The Foreign Service Journal - March 2018

50 MARCH 2018 | THE FOREIGN SERVICE JOURNAL Here's how the Senior Living Foundation of the American Foreign Service assists our colleagues when life changes cause challenges. Taking Care of Our Own John K. Naland retired from the Foreign Service in 2015. He is currently the AFSA retiree vice president and previously served as AFSA president (twice) and AFSA State vice president. He is also president of the Foreign Service Youth Foundation ( ). F ounded in 1988, the Senior Living Foun- dation is the only organization dedicated to providing financial and informational support to retired Foreign Service person- nel and their spouses (including surviving and divorced spouses) who have become physically or mentally unable to cope with issues that crop up during their later years. “Those in need,” explains SLF Chairman Marc Grossman, “are our colleagues who, along with their families, devoted their lives and their service to our country, but who now confront challenges they cannot meet alone during their retirement years.” Despite a public perception that federal retirees live easy, “the monthly annuity of many Foreign Service widows and former spouses is below the Department of Housing and Urban Development’s low-income figure for their area,” says SLF Executive Director Paula S. Jakub. Most retirees face rising costs for medical care and housing that outpace the inflation adjustments to their pensions. Retirees in the pre-1986 Foreign Service Retirement and Disability System do not have income from Social Security and the Thrift Sav- ings Plan to supplement their pensions.

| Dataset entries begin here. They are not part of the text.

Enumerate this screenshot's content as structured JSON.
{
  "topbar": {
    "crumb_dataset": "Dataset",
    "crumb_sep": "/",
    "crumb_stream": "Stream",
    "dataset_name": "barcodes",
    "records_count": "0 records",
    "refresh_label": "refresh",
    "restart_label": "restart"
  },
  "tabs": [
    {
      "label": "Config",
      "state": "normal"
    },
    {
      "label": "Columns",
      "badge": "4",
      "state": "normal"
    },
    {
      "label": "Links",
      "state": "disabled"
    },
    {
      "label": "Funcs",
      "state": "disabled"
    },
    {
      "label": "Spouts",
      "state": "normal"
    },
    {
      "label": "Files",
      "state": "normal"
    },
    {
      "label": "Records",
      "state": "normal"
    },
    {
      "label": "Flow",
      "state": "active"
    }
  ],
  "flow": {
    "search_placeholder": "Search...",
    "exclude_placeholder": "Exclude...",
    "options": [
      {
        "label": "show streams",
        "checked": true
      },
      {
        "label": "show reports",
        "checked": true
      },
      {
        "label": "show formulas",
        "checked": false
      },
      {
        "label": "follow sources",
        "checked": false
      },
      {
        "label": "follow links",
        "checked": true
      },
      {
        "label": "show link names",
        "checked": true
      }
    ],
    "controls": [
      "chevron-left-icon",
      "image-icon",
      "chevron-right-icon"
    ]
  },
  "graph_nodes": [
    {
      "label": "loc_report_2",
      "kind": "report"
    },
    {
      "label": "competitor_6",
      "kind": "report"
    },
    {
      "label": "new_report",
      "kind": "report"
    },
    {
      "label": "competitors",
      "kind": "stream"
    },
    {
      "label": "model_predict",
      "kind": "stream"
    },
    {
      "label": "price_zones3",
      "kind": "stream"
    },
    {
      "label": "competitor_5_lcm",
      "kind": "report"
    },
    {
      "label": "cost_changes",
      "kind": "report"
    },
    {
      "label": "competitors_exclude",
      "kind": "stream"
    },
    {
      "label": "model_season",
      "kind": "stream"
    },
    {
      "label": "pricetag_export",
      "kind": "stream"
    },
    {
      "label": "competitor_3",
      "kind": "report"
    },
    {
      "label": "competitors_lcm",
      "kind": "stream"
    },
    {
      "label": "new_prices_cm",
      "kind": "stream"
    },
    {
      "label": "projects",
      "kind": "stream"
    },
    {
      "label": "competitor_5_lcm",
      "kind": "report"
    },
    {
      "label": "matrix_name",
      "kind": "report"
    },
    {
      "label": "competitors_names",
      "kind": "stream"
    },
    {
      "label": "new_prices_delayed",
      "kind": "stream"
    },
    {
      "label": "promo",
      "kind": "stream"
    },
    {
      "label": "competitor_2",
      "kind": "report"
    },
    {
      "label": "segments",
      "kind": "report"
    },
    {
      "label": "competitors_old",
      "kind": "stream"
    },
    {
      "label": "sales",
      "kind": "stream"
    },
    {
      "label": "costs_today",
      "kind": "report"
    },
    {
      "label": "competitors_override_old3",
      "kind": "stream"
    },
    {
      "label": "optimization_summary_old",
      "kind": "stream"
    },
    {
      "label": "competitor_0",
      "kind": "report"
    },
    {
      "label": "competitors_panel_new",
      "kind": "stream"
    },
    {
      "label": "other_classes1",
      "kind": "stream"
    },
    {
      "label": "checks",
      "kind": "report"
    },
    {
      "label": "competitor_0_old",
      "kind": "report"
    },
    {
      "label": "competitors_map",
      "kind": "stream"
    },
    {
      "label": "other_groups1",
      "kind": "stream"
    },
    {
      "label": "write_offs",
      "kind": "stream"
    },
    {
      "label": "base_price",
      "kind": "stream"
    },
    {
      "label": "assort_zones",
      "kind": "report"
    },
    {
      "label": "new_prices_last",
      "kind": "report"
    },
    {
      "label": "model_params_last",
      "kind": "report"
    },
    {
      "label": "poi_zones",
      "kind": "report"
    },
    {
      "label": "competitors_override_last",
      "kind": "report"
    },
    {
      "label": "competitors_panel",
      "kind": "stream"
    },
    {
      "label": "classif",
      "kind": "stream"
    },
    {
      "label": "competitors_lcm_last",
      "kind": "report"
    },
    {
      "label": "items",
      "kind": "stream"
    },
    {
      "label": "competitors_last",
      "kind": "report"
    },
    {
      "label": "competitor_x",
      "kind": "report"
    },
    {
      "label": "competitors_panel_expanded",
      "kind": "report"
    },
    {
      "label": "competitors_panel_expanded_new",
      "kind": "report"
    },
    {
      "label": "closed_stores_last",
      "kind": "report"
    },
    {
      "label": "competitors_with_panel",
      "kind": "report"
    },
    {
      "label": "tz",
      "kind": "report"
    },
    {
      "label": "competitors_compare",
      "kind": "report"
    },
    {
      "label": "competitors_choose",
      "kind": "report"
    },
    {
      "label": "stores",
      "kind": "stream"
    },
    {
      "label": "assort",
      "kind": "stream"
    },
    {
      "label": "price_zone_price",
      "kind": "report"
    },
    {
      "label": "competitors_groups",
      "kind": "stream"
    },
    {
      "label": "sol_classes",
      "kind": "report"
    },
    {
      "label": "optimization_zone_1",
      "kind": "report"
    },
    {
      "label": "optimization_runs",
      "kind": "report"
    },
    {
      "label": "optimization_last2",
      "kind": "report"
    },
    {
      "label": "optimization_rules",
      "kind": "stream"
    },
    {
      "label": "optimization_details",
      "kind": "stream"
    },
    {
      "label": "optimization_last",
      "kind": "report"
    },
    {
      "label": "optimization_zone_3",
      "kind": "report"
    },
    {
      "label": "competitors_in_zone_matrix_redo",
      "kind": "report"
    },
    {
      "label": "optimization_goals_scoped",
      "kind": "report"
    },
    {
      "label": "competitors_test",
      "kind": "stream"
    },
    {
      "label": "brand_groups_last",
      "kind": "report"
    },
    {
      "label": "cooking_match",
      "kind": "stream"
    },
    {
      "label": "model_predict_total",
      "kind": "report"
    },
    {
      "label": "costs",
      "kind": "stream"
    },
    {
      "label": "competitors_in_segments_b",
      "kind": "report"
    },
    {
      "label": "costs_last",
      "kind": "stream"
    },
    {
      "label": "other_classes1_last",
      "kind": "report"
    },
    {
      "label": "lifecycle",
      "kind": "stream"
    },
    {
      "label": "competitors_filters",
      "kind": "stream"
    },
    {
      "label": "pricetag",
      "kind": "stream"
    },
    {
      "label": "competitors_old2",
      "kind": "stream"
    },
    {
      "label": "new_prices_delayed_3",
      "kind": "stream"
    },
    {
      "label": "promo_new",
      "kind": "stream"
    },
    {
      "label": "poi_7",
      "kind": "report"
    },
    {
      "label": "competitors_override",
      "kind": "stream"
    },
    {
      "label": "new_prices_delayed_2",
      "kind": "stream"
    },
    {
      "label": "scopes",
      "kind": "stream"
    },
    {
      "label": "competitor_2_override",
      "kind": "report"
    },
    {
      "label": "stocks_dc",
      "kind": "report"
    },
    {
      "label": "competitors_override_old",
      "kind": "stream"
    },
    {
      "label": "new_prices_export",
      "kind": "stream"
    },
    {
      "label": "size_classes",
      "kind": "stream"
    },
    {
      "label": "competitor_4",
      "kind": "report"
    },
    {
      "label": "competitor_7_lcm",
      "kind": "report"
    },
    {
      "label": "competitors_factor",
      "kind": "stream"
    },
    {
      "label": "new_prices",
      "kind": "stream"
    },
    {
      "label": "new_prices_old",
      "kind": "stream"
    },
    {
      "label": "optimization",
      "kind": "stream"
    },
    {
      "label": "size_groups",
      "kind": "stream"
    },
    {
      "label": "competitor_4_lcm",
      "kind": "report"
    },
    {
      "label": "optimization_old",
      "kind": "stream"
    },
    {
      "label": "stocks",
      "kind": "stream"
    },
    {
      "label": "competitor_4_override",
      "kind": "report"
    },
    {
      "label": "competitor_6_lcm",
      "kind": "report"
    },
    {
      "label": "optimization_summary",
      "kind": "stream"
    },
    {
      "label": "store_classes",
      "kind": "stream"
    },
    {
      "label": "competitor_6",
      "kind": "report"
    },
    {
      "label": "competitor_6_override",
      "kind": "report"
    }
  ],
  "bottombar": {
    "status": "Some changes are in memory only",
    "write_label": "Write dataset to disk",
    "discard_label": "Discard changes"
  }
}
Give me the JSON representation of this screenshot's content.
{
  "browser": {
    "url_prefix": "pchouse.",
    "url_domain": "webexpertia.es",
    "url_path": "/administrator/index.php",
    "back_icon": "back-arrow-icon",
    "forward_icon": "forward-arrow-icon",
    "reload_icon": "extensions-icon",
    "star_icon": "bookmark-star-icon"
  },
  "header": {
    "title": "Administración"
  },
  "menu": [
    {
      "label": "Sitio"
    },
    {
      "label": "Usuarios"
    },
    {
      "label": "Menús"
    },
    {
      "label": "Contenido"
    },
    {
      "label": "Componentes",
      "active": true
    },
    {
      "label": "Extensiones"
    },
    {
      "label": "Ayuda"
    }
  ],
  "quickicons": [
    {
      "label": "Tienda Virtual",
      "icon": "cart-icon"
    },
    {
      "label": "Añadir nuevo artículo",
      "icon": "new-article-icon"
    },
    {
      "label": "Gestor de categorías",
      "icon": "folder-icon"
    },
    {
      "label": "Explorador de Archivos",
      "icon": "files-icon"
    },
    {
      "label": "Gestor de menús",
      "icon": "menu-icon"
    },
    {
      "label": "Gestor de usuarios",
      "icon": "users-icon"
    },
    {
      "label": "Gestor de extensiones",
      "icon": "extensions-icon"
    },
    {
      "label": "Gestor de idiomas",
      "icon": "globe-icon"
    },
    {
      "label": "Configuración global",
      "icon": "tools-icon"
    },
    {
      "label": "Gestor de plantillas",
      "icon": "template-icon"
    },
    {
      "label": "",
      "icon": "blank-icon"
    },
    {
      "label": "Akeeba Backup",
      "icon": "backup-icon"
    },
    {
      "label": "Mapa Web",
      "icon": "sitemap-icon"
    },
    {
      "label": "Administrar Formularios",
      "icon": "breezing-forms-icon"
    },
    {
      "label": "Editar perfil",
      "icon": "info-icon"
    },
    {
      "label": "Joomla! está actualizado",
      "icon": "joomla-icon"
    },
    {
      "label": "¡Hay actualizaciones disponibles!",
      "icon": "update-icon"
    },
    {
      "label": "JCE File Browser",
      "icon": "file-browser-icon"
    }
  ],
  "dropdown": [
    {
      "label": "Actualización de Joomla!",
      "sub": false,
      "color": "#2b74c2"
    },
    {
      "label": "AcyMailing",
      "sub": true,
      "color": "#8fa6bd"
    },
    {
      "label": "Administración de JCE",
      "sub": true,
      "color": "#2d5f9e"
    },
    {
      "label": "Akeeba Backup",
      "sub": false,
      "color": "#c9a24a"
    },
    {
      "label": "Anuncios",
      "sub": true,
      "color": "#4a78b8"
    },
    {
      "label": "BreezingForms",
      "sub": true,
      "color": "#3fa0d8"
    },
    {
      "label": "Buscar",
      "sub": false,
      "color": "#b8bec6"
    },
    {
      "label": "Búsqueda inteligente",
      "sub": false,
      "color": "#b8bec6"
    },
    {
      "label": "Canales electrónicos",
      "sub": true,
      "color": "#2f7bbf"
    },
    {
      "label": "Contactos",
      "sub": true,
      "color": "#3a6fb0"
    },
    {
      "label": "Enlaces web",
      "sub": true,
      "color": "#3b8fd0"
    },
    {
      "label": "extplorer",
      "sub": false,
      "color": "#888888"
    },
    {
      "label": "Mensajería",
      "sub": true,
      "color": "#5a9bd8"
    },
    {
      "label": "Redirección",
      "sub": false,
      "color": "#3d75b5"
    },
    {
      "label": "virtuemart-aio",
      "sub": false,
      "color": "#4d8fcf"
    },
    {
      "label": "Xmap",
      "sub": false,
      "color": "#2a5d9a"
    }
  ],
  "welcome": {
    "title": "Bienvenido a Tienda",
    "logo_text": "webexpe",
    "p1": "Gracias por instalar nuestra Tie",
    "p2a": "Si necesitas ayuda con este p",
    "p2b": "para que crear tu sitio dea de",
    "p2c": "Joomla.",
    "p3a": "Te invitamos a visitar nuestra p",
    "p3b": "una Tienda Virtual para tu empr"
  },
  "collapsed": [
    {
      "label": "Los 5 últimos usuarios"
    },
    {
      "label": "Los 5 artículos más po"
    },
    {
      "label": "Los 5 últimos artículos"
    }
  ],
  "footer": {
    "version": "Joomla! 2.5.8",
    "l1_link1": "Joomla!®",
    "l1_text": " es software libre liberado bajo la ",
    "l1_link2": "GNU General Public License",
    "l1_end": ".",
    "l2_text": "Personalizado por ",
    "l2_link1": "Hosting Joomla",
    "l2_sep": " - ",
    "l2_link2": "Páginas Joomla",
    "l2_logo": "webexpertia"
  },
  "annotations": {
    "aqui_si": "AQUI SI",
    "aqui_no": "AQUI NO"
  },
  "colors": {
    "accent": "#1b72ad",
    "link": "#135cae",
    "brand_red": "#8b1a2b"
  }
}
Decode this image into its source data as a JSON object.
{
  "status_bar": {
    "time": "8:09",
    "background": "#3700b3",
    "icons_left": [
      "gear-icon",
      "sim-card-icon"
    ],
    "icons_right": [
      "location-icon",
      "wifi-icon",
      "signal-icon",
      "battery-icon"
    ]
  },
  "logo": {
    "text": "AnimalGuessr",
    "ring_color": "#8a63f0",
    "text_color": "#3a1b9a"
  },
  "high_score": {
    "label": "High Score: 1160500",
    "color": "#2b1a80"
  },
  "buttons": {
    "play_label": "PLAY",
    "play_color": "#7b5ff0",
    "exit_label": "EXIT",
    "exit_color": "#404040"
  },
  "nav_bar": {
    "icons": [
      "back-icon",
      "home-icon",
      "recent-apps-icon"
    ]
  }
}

Tomorrow’s retirees FS KNOW-HOW face an unknown future due to the underfunded Social Security system and proposed changes to federal retirement benefits. How SLF Can Help To preserve the privacy of SLF clients, the following names are fictitious. The examples are composites of typical client situations. • After 30 years as an office management specialist (OMS), Helen E. retired as an FP-4 (the top of her career ladder). While her Foreign Service pension was relatively modest, so too was her retirement lifestyle. Health insurance covered most medical expenses; but, never having had dental problems, she did not buy optional dental insurance. Thus, while her budget could handle occasional big expenses such as a replacement refrigerator or car repairs, she had no funds to pay $12,000 when she faced medically necessary dental surgery. Fortu- nately, the Senior Living Foundation of the American Foreign Service stepped in to pay that bill. • Sonia K. enjoyed many good years with her husband, a retired Senior Foreign Service officer. But when he died, the Treasury Department pulled back his most recent annuity deposit from the couple’s bank account. It took Sonia several weeks to gather documentation to send to the State Department in order to initiate her survivor annuity and life insurance settlement. It took several more weeks for the government to make those payments. In the meantime, there were funeral expenses to be paid and the monthly mortgage payment came due. SLF stepped in with an emergency grant. BY JOHN K . NALAND